§ YOUR ASSIGNMENT: From the records below, copy each line that has the word "Boundary" in it.

§ TASK INPUTS:
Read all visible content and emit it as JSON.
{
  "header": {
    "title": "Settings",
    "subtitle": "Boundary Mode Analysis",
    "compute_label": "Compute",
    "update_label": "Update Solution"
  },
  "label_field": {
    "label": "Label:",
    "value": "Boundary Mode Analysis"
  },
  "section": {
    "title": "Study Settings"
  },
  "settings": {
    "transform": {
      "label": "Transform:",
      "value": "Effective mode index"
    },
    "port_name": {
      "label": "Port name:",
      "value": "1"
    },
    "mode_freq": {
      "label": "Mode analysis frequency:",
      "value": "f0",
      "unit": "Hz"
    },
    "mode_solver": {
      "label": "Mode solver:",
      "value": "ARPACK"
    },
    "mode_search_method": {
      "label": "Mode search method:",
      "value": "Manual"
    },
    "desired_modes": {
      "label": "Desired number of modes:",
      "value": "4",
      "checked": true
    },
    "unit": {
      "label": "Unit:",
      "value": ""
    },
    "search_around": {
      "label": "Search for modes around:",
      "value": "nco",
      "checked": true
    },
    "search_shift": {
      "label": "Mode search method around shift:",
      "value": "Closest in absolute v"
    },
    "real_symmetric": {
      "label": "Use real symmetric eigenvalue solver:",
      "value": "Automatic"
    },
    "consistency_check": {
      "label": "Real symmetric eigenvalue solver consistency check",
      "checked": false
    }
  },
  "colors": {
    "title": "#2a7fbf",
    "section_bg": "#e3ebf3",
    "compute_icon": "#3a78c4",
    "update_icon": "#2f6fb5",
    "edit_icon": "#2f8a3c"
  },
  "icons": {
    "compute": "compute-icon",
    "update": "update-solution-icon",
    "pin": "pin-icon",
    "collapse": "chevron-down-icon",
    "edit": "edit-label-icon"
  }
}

§ RESPONSE FOR THIS EXERCISE:
    "subtitle": "Boundary Mode Analysis",
    "value": "Boundary Mode Analysis"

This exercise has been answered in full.